I must tell you in particular, Mr. Harding, that you are much to blame. Several hundred persons have enquired at your house for my Letter to the Shop-keepers, etc., and you had none to sell them. Pray keep yourself provided with that letter and with this; you have got very well by the former, but I did not then write for your sake, any more than I do now. Pray advertise both in every news-paper, and let it not be your fault or mine if our countrymen will not take warning. I desire you likewise to sell them as cheap as you can.—I am your Servant, M.B.
Aug. 4, 1724.
IV.—’SECOND LETTER ON A REGICIDE PEACE’
BY THE RIGHT HONOURABLE EDMUND BURKE

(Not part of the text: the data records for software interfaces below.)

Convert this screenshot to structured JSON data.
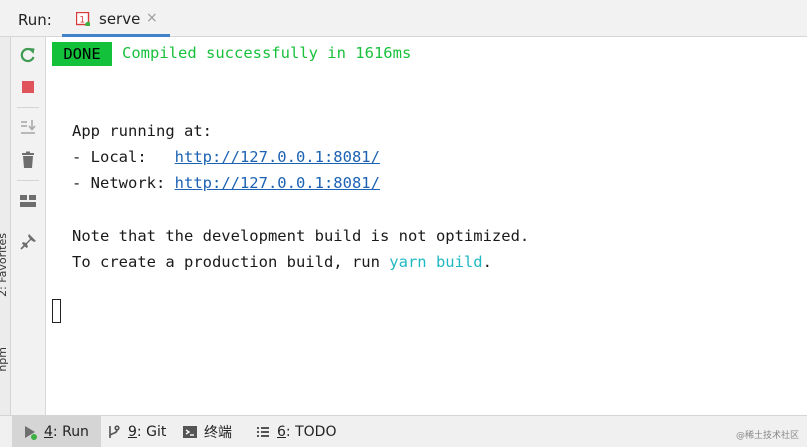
{
  "header": {
    "run_label": "Run:",
    "tab_label": "serve",
    "tab_close": "×"
  },
  "left_strip": {
    "favorites_label": "2: Favorites",
    "npm_label": "npm"
  },
  "toolbar": {
    "icons": [
      "rerun-icon",
      "stop-icon",
      "scroll-to-end-icon",
      "clear-icon",
      "layout-icon",
      "pin-icon"
    ]
  },
  "console": {
    "done_badge": "DONE",
    "compiled_message": "Compiled successfully in 1616ms",
    "app_running": "App running at:",
    "local_prefix": "- Local:   ",
    "local_url": "http://127.0.0.1:8081/",
    "network_prefix": "- Network: ",
    "network_url": "http://127.0.0.1:8081/",
    "note_line": "Note that the development build is not optimized.",
    "production_prefix": "To create a production build, run ",
    "production_command": "yarn build",
    "production_suffix": "."
  },
  "bottom_bar": {
    "run_hotkey": "4",
    "run_label": ": Run",
    "git_hotkey": "9",
    "git_label": ": Git",
    "terminal_label": "终端",
    "todo_hotkey": "6",
    "todo_label": ": TODO",
    "watermark": "@稀土技术社区"
  },
  "colors": {
    "done_bg": "#13c13b",
    "success_text": "#18c13c",
    "link": "#1c62b3",
    "command": "#20b8c2",
    "tab_underline": "#4083c9",
    "stop_red": "#e0535b",
    "rerun_green": "#3f9a52"
  }
}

(I have found the selection of a suitable sample of Burke to be my most difficult task in this volume. All his writings, as I have pointed out in the general introduction, are, after a sort, pamphlets; and this of itself was an embarrassment. It was partly complicated and partly lessened by the fact that the form of his speeches naturally excluded them. Many of his other works—notably the Thoughts on the Present Discontents_, the immortal Reflections on the French Revolution, and the Appeal from the New Whigs to the Old—were much too long for a scheme in which I have made it a rule to give in each case entire works or divisions of works. I at last reduced the suitable candidates to three—the Letter to Sir Hercules Langrishe, that To a Noble Lord, and the present number of the Letters on a Regicide Peace. The first went as being to some extent identical in subject with the examples of another writer, Sydney Smith, which I had already resolved on giving; the second as being too much in the nature of a personal apologia. With the third, which I looked on at first with least favour, I have become increasingly well satisfied. It has not the gorgeous rhetoric of The Letter to a Noble Lord, the Reflections, and others. It has nothing so lively as the contrast between France and Algiers in its immediate predecessor. It may even seem, to those who have accustomed themselves to think of Burke wholly or mainly as a gorgeous rhetorician, rather tame as a whole. But if it does not soar, it never droops; it is admirably proportioned, admirably written, and admirably argued throughout, and it shows great knowledge and mastery of foreign politics—the point in which English statesmen have always been weakest. I may add that it seems to me a triumphant refutation of the charge—constantly brought against Burke not merely by extreme democrats, but by the usual advocate of the juste milieu,—that in his later years, and especially in these very Letters, he became a mere raving Gallophobe, with no sense of proportion or circumstance. For my part, I have read scores, probably hundreds, of books—English, French, and German—on the French Revolution;